Joint Commission unveils Health Care Equity Resource Center to assist organizations on journey toward safer, more equitable care
November 10, 2022
The Joint Commission has created a Health Care Equity Resource Center that will help organizations monitor their progress toward health care equity.
In January 2023, our new Health Care Equity accreditation requirements will go into effect for hospitals, critical access hospitals, and some segments of ambulatory care and behavioral health care and human services organizations. These new requirements recognize that health care organizations need established leaders and standardized structures and processes to detect and address health care disparities.
The resources include:
- Strategies: Links to resources such as toolkits, templates, and guides
- Soundbites: Brief videos or organizations’ lessons learned
- Snapshots: Brief synopses of approaches used by organizations
- Evidence-based interventions
This is just the beginning, and more resources will be added in the coming months. The Joint Commission looks forward to learning from organizations that are making advances, sharing their stories, and being partners with them on this journey to create a more equitable health care system.
Visit the Health Care Equity Resource Center.
The Joint Commission joins Sync for Social Needs coalition, part of White House Conference on Hunger, Nutrition, and Health
November 10, 2022
The Joint Commission has joined the White House Conference on Hunger, Nutrition, and Health’s Sync for Social Needs coalition, committing to a role in ending hunger and reducing diet-related disease in the United States by 2030.
The Sync for Social Needs coalition brings together leading healthcare organizations and healthcare technology companies that aim to integrate nutrition information within a patient’s electronic health record via a standardized, Fast Healthcare Interoperability Resources (FHIR)-based approach.
As the standards-setting organization for more than 22,000 U.S. healthcare organizations, The Joint Commission is committed to working with participants to scale implementation to lower clinician burden to screen for social needs.
The Joint Commission recognizes that the social determinants of health (SDOH) – the conditions in the environments where people live, learn, work, and play – can limit an individual’s access to nutritious foods.
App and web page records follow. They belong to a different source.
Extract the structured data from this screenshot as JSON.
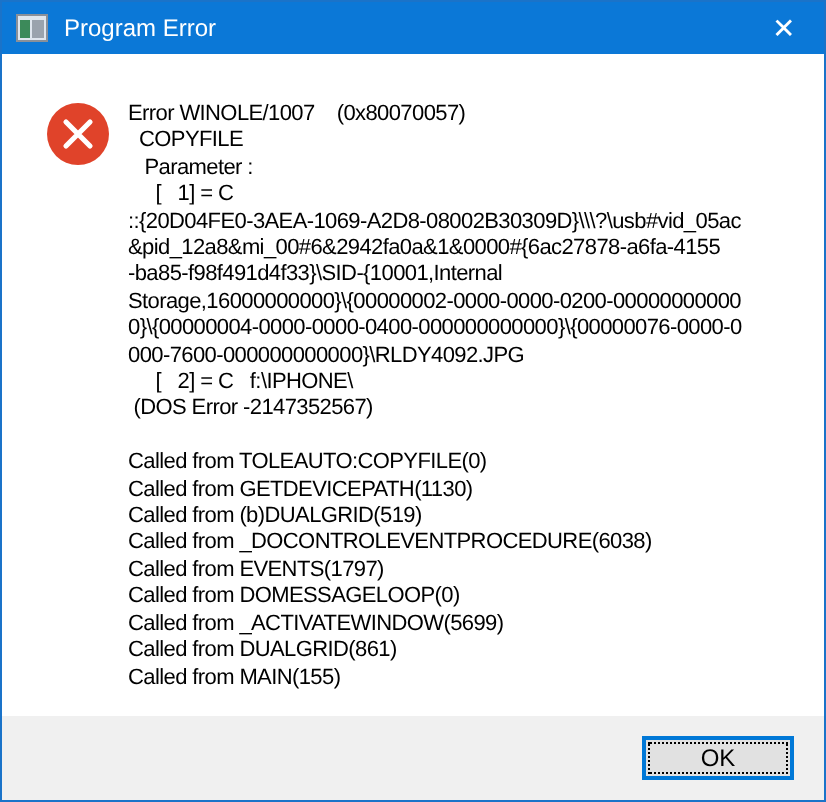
{
  "window": {
    "title": "Program Error",
    "close": "✕"
  },
  "message_lines": [
    "Error WINOLE/1007    (0x80070057)",
    "  COPYFILE",
    "   Parameter :",
    "     [   1] = C",
    "::{20D04FE0-3AEA-1069-A2D8-08002B30309D}\\\\\\?\\usb#vid_05ac",
    "&pid_12a8&mi_00#6&2942fa0a&1&0000#{6ac27878-a6fa-4155",
    "-ba85-f98f491d4f33}\\SID-{10001,Internal",
    "Storage,16000000000}\\{00000002-0000-0000-0200-00000000000",
    "0}\\{00000004-0000-0000-0400-000000000000}\\{00000076-0000-0",
    "000-7600-000000000000}\\RLDY4092.JPG",
    "     [   2] = C   f:\\IPHONE\\",
    " (DOS Error -2147352567)"
  ],
  "call_stack": [
    "Called from TOLEAUTO:COPYFILE(0)",
    "Called from GETDEVICEPATH(1130)",
    "Called from (b)DUALGRID(519)",
    "Called from _DOCONTROLEVENTPROCEDURE(6038)",
    "Called from EVENTS(1797)",
    "Called from DOMESSAGELOOP(0)",
    "Called from _ACTIVATEWINDOW(5699)",
    "Called from DUALGRID(861)",
    "Called from MAIN(155)"
  ],
  "buttons": [
    {
      "label": "OK",
      "selected": true
    }
  ]
}
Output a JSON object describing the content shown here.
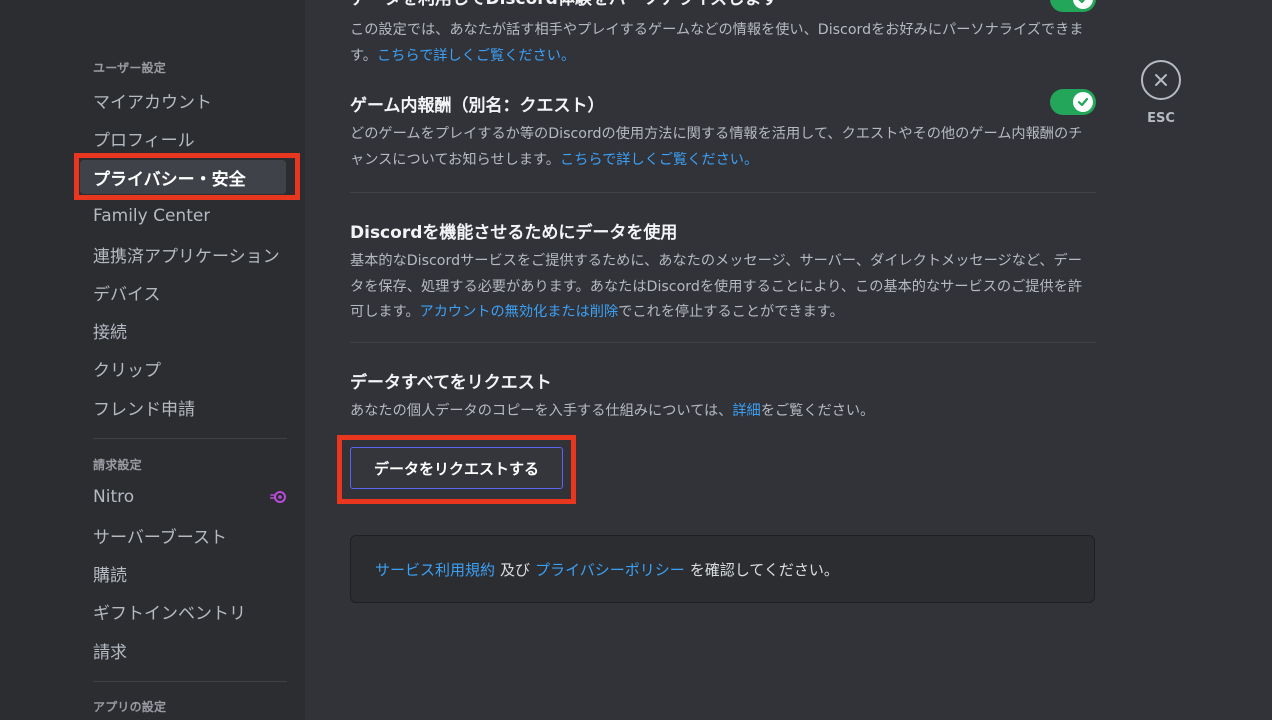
{
  "sidebar": {
    "user_settings_header": "ユーザー設定",
    "user_items": [
      "マイアカウント",
      "プロフィール",
      "プライバシー・安全",
      "Family Center",
      "連携済アプリケーション",
      "デバイス",
      "接続",
      "クリップ",
      "フレンド申請"
    ],
    "selected_item": "プライバシー・安全",
    "billing_header": "請求設定",
    "billing_items": [
      "Nitro",
      "サーバーブースト",
      "購読",
      "ギフトインベントリ",
      "請求"
    ],
    "app_settings_header": "アプリの設定"
  },
  "main": {
    "personalize": {
      "title": "データを利用してDiscord体験をパーソナライズします",
      "desc": "この設定では、あなたが話す相手やプレイするゲームなどの情報を使い、Discordをお好みにパーソナライズできます。",
      "link": "こちらで詳しくご覧ください。",
      "enabled": true
    },
    "quests": {
      "title": "ゲーム内報酬（別名：クエスト）",
      "desc": "どのゲームをプレイするか等のDiscordの使用方法に関する情報を活用して、クエストやその他のゲーム内報酬のチャンスについてお知らせします。",
      "link": "こちらで詳しくご覧ください。",
      "enabled": true
    },
    "functional": {
      "title": "Discordを機能させるためにデータを使用",
      "desc_before": "基本的なDiscordサービスをご提供するために、あなたのメッセージ、サーバー、ダイレクトメッセージなど、データを保存、処理する必要があります。あなたはDiscordを使用することにより、この基本的なサービスのご提供を許可します。",
      "link": "アカウントの無効化または削除",
      "desc_after": "でこれを停止することができます。"
    },
    "request": {
      "title": "データすべてをリクエスト",
      "desc_before": "あなたの個人データのコピーを入手する仕組みについては、",
      "link": "詳細",
      "desc_after": "をご覧ください。",
      "button": "データをリクエストする"
    },
    "terms": {
      "tos_link": "サービス利用規約",
      "and": "及び",
      "privacy_link": "プライバシーポリシー",
      "suffix": "を確認してください。"
    }
  },
  "close": {
    "label": "ESC"
  },
  "colors": {
    "accent_link": "#3ca0f5",
    "toggle_on": "#23a55a",
    "highlight": "#e8361f",
    "button_border": "#5865f2",
    "nitro": "#b94bdb"
  }
}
Americans who lack access to nutritious food are disproportionately low-income, Black or Hispanic, or live in rural areas. Standardizing SDOH data collection and sharing is a crucial step in understanding and addressing the nature and extent of the problem at hand.
“Health equity is among The Joint Commission’s highest priorities,” said Jonathan B. Perlin, MD, PhD, MSHA, MACP, FACMI, president and chief executive officer, The Joint Commission. “By standardizing the collection and sharing of social determinants of health data, clinicians can be better prepared to tailor a patient’s care to their environment, access, and abilities. The Joint Commission looks forward to collaborating with some of the United States’ leading healthcare organizations to address the social determinants of health that contribute to food insecurity.”
Other member organizations of the Sync for Social Needs coalition include the Department of Veterans Affairs, National Quality Forum, National Committee for Quality Assurance, HL7 International, Epic, Oracle-Cerner, Rush University System for Health, Tufts Medicine, Riverside Health System, SCAN Health Plan, Sanford Health, SSM Health, Higi, BayCare, Geisinger, Meditech, FindHelp, Wellsky, UniteUs, Graphite Health, Saffron Labs, and XanthosHealth.
Learn more about the Conference on Hunger, Nutrition, and Health and the Sync for Social Needs coalition. Also, furthering its commitment to health equity, The Joint Commission recently released new and revised requirements to reduce healthcare disparities that will go into effect on Jan. 1, 2023.